THE ASK: To identify an interface that is difficult for people to use and redesign it to create a more efficient, user-friendly experience.
THE SOLUTION: The ticker kiosks for the D.C. Metro system are out dated, confusing, and difficult to use. Ticket buyers are confronted with an overwhelming amount of information yielding an unguided flow of user interaction, causing traffic jams at the machines. The interface needed to be redesigned so that people could quickly purchase their ticket or refill their SmarTrip card in an efficient and timely manner. To accomplish this the amount of screen the user is confronted with has been streamlined and clarified for a shorter ticket purchase process.
CURRENT PAIN POINTS
- Confusion between peak vs. off-peak timing.
Too much information on the ticket vending machines (no hierarchy, overwhelming to user).
Price chart is out of date and hard to read, causing back up at the machines.
Does not have multiple language options.
New farecard amounts automatically start at $20.00, having the dollar and change buttons to click all the way down to the price you want.
Disposable, paper card that can hold from $2.75 to $45.00.
Permanent, rechargeable card that can hold up to $300.00.
Washington, D.C., U.S.A.
34 years old
NEEDS: Refill SmarTrip card as fast as possible
ACTIVITIES: Jogging, biking, teaching his son how to play tennis
METRO USAGE: SmarTip Card; to and from work, get around town on a daily basis
Alexandria, VA, U.S.A
26 years old
Foreign Affairs Officer
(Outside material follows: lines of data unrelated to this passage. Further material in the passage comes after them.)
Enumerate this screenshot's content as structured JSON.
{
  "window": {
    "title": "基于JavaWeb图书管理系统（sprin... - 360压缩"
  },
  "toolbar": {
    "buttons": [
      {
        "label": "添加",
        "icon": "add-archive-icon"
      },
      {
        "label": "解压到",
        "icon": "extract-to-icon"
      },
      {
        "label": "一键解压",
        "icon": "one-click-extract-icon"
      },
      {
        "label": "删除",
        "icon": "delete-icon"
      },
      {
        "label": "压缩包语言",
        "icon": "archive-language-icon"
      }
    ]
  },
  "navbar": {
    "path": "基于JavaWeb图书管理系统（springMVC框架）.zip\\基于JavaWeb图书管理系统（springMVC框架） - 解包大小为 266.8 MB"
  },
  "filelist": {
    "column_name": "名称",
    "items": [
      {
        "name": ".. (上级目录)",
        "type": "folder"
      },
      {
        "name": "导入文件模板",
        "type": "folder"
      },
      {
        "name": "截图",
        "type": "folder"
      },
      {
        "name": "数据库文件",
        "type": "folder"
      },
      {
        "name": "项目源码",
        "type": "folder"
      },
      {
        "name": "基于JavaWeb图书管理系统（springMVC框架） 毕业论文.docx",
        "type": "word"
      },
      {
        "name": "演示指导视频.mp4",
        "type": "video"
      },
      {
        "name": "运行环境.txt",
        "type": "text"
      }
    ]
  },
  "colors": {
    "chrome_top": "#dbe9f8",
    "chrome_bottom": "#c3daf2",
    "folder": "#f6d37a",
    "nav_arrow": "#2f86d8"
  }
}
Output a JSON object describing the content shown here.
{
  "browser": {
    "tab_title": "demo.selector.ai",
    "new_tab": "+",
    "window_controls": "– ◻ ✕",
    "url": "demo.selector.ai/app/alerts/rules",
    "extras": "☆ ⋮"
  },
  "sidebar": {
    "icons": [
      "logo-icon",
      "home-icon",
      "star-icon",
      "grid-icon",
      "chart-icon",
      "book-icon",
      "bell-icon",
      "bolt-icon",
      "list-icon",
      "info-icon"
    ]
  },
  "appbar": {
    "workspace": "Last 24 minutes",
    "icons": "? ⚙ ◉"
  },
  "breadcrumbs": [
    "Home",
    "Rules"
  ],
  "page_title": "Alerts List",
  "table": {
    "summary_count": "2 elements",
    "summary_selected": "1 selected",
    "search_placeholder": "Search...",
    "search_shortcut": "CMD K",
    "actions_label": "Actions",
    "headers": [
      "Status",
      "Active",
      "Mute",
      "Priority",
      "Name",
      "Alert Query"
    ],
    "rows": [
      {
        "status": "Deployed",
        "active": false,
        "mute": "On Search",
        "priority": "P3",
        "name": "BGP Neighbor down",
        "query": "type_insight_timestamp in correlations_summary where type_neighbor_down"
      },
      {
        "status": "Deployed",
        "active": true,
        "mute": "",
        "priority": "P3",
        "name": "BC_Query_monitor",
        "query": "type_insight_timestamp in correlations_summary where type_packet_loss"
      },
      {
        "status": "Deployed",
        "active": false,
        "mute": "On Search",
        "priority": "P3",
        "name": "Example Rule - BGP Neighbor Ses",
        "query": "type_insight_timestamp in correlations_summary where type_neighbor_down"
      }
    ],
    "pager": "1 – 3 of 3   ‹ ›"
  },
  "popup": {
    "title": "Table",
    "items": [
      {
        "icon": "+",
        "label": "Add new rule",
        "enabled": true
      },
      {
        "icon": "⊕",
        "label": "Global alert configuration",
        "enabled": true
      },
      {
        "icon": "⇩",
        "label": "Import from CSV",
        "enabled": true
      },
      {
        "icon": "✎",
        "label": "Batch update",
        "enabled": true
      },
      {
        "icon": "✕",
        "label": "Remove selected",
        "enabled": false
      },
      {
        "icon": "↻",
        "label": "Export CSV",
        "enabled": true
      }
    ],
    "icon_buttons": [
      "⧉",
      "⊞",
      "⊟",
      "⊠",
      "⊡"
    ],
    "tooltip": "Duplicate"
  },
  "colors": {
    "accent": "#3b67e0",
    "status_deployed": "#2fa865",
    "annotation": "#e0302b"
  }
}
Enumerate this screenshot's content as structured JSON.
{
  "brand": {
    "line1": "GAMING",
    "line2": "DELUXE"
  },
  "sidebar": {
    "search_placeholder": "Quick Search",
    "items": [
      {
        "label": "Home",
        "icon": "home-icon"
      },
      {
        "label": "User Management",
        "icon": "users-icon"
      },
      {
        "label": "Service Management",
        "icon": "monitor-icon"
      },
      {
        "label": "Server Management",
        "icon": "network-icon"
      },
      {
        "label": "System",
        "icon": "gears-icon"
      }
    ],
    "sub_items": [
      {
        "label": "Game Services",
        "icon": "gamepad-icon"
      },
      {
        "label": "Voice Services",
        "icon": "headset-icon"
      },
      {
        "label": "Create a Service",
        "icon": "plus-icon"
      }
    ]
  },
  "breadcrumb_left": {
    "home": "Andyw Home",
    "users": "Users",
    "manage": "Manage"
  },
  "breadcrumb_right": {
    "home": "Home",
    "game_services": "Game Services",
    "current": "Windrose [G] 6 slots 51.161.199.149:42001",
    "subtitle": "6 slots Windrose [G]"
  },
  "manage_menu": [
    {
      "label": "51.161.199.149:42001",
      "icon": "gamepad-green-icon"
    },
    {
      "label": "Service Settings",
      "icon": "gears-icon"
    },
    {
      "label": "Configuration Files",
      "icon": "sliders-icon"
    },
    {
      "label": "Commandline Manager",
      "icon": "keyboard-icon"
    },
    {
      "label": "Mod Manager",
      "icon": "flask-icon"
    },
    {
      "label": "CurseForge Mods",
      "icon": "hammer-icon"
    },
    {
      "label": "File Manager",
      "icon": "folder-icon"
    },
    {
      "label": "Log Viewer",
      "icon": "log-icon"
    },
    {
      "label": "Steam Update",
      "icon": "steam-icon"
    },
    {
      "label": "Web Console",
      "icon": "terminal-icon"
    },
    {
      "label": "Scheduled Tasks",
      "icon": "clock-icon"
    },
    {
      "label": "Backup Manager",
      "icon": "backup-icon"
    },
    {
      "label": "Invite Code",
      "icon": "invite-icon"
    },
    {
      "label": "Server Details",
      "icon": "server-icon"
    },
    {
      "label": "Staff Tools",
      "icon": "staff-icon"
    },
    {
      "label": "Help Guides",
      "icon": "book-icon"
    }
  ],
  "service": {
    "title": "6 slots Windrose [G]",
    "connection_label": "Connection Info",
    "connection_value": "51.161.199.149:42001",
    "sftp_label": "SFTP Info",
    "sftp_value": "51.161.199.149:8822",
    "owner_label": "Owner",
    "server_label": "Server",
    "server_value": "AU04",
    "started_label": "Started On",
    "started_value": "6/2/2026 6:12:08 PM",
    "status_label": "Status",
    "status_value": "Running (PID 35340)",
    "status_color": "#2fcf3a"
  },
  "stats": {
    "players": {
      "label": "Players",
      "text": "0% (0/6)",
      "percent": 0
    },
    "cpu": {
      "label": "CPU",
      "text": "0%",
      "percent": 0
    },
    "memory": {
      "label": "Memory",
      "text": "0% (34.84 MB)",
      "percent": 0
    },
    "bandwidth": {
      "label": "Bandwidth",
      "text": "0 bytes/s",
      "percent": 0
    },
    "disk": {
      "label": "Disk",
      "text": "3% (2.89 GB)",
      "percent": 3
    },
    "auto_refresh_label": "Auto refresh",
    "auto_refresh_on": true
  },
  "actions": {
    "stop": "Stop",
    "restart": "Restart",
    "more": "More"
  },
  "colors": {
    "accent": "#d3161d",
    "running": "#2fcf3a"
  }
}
NEEDS: Be able to add money to an existing farecard or buy a new farecard fairly quickly
ACTIVITIES: Going downtown on the weekends for sports games and concerts
METRO USAGE: Single Farecard; get in and out of the city for recreational activity
47 years old
NEEDS: Easily figure out how to purchase a farecard, how much money to put on it, and have multiple language options
ACTIVITIES: Taking kids to the beach, coaching son’s fútbol team, watching games on television with friends and family
METRO USAGE: Multiple Farecards; For tourist travel around a foreign city
I created low-fidelity set of interactive wireframes to have people test the usability and interactivity.
Taking the Round 1 feedback into consideration I redesigned the wireframes and did one last round of user testing.
New Farecard Wireframe
Existing Farecard Wireframe
SmarTrip Card Wireframe
I came up with three distinct color palettes for each type of ticket so that users would recognize the ticket section they were in.
The symmetric design of the screens and chosen photography was inspired by the balanced layout of The Mall in downtown D.C.
A total of four screens that guide the new user through the purchasing experience.
The information is consolidated and the peak and off peak hours are automatically generated.
A total of five screens that user has to go through to add money to their existing farecard.
A total of four screens that the experienced user has to go through to add money to their SmarTrip card.